Today, Roderick calls attention to how spring can be representative of newness and beginnings, and asks us to do an exercise that is intended to bring spiritual freshness: not-knowing. This, as he later describes, means setting aside the discursive, analytical mind–that which categorizes and critically thinks–in order to show how our lives often fall into story patterns. The idea is to show that theses stories separate us from the natural world–that our minds makes us lose track of our natural reality.
Practice: Not Knowing
Begin the day by greeting the dawn. As you watch the sunrise, make a vow to yourself that you will live without judgments, categories, or critiques. Whenever you catch yourself relying heavily on classifications, say the word “stop” aloud (or to yourself when appropriate). After saying the word, take a deep breath. Inhale and expand your lungs and belly. Place your focus on these sensations and expansion. Allow your breath to flow out naturally. Try this three or four times, then go on with your day–practicing this technique whenever necessary.
This day couldn’t have been more perfect for this exercise. I only got about a half an hour of sleep the day before, so I crashed really early last night and slept until about 8:30 this morning…which clearly wasn’t part of the exercise. But last night it snowed…and everything was crisp, bright, and sort of made new by the snow. All the world outside was untouched.
I couldn’t devote the whole day to this exercise: my day job involves using my critical thinking skills and teaching others to do the same. However, I did have a nice morning where I allowed myself to be similarly untouched and went through my day and interactions as though I’d never done them before.

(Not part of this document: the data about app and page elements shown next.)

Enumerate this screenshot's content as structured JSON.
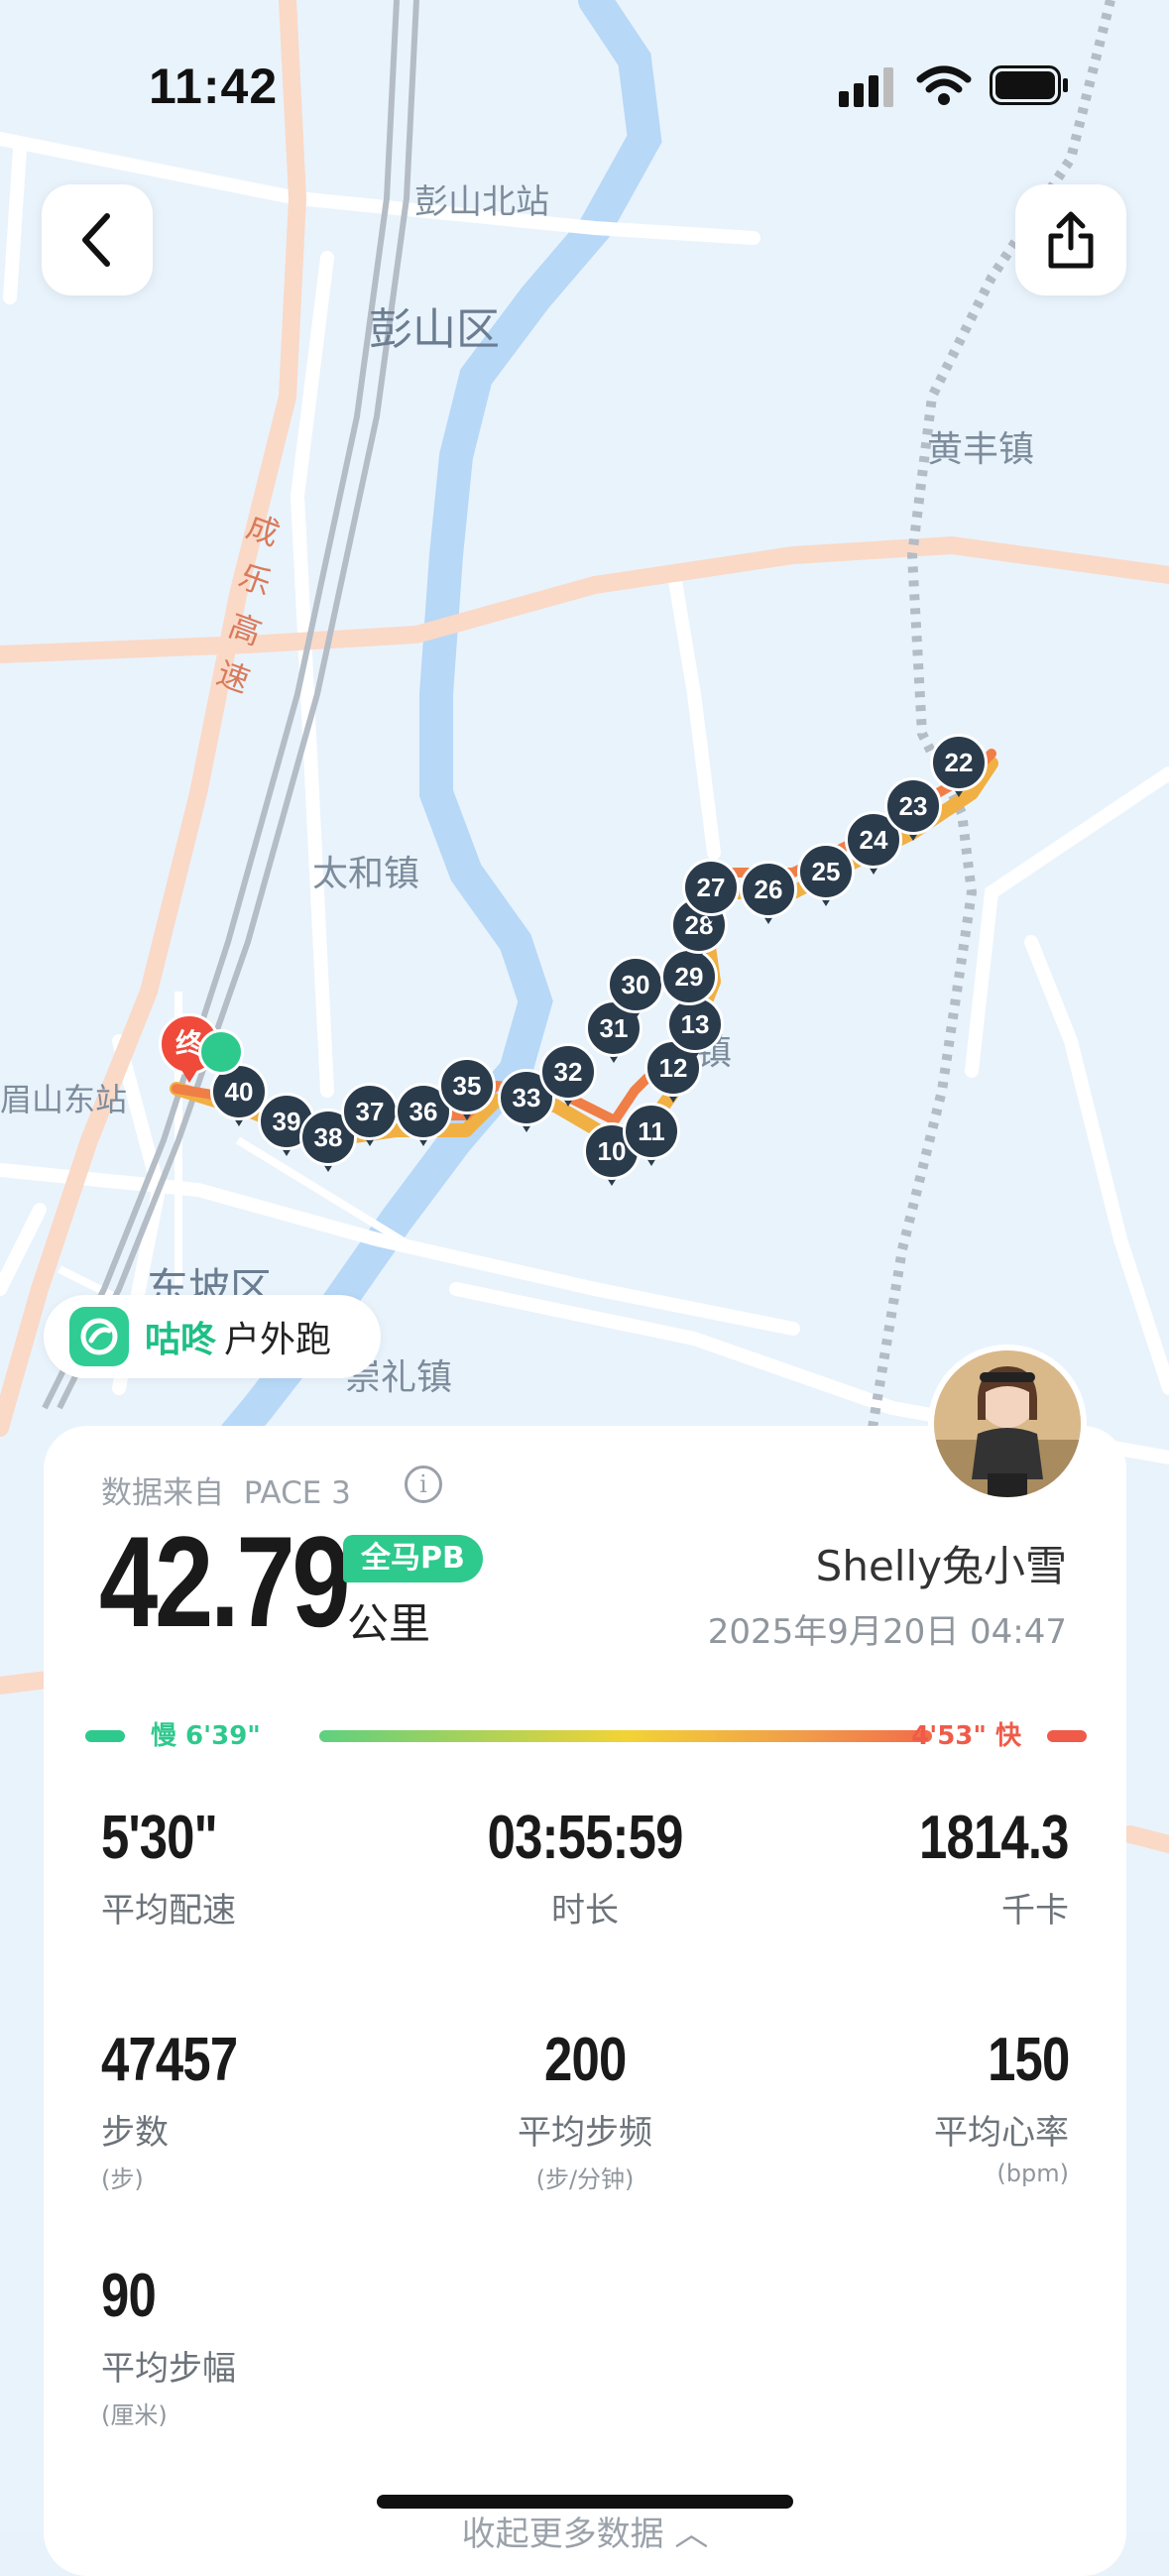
{
  "status": {
    "time": "11:42"
  },
  "map": {
    "labels": [
      {
        "id": "pengshan-north-station",
        "text": "彭山北站"
      },
      {
        "id": "pengshan-district",
        "text": "彭山区"
      },
      {
        "id": "huangfeng-town",
        "text": "黄丰镇"
      },
      {
        "id": "taihe-town",
        "text": "太和镇"
      },
      {
        "id": "meishan-east-station",
        "text": "眉山东站"
      },
      {
        "id": "dongpo-district",
        "text": "东坡区"
      },
      {
        "id": "chongli-town",
        "text": "崇礼镇"
      },
      {
        "id": "town-partial",
        "text": "镇"
      }
    ],
    "expressway_chars": [
      "成",
      "乐",
      "高",
      "速"
    ],
    "finish_marker": "终",
    "km_markers": [
      "40",
      "39",
      "38",
      "37",
      "36",
      "35",
      "33",
      "32",
      "10",
      "11",
      "12",
      "13",
      "31",
      "30",
      "29",
      "28",
      "27",
      "26",
      "25",
      "24",
      "23",
      "22"
    ],
    "colors": {
      "route_slow": "#f1b043",
      "route_fast": "#f07e47",
      "marker": "#2a3b4c",
      "finish": "#f04a3a",
      "water": "#b7d8f7",
      "road": "#fad9c7"
    }
  },
  "brand": {
    "name": "咕咚",
    "sub": "户外跑",
    "icon": "codoon-logo-icon"
  },
  "card": {
    "source_label": "数据来自",
    "source_device": "PACE 3",
    "distance": "42.79",
    "distance_unit": "公里",
    "pb_badge": "全马PB",
    "user_name": "Shelly兔小雪",
    "datetime": "2025年9月20日 04:47",
    "pace_slow": "慢 6'39\"",
    "pace_fast": "4'53\" 快",
    "stats": [
      {
        "id": "avg-pace",
        "value": "5'30\"",
        "label": "平均配速",
        "sub": ""
      },
      {
        "id": "duration",
        "value": "03:55:59",
        "label": "时长",
        "sub": ""
      },
      {
        "id": "calories",
        "value": "1814.3",
        "label": "千卡",
        "sub": ""
      },
      {
        "id": "steps",
        "value": "47457",
        "label": "步数",
        "sub": "(步)"
      },
      {
        "id": "avg-cadence",
        "value": "200",
        "label": "平均步频",
        "sub": "(步/分钟)"
      },
      {
        "id": "avg-heart-rate",
        "value": "150",
        "label": "平均心率",
        "sub": "(bpm)"
      },
      {
        "id": "avg-stride",
        "value": "90",
        "label": "平均步幅",
        "sub": "(厘米)"
      }
    ],
    "collapse_label": "收起更多数据"
  }
}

And I noticed things about my life and my neighbors that I hadn’t noticed before. I found more beauty in the world than I typically see. It was sort of like being a child again.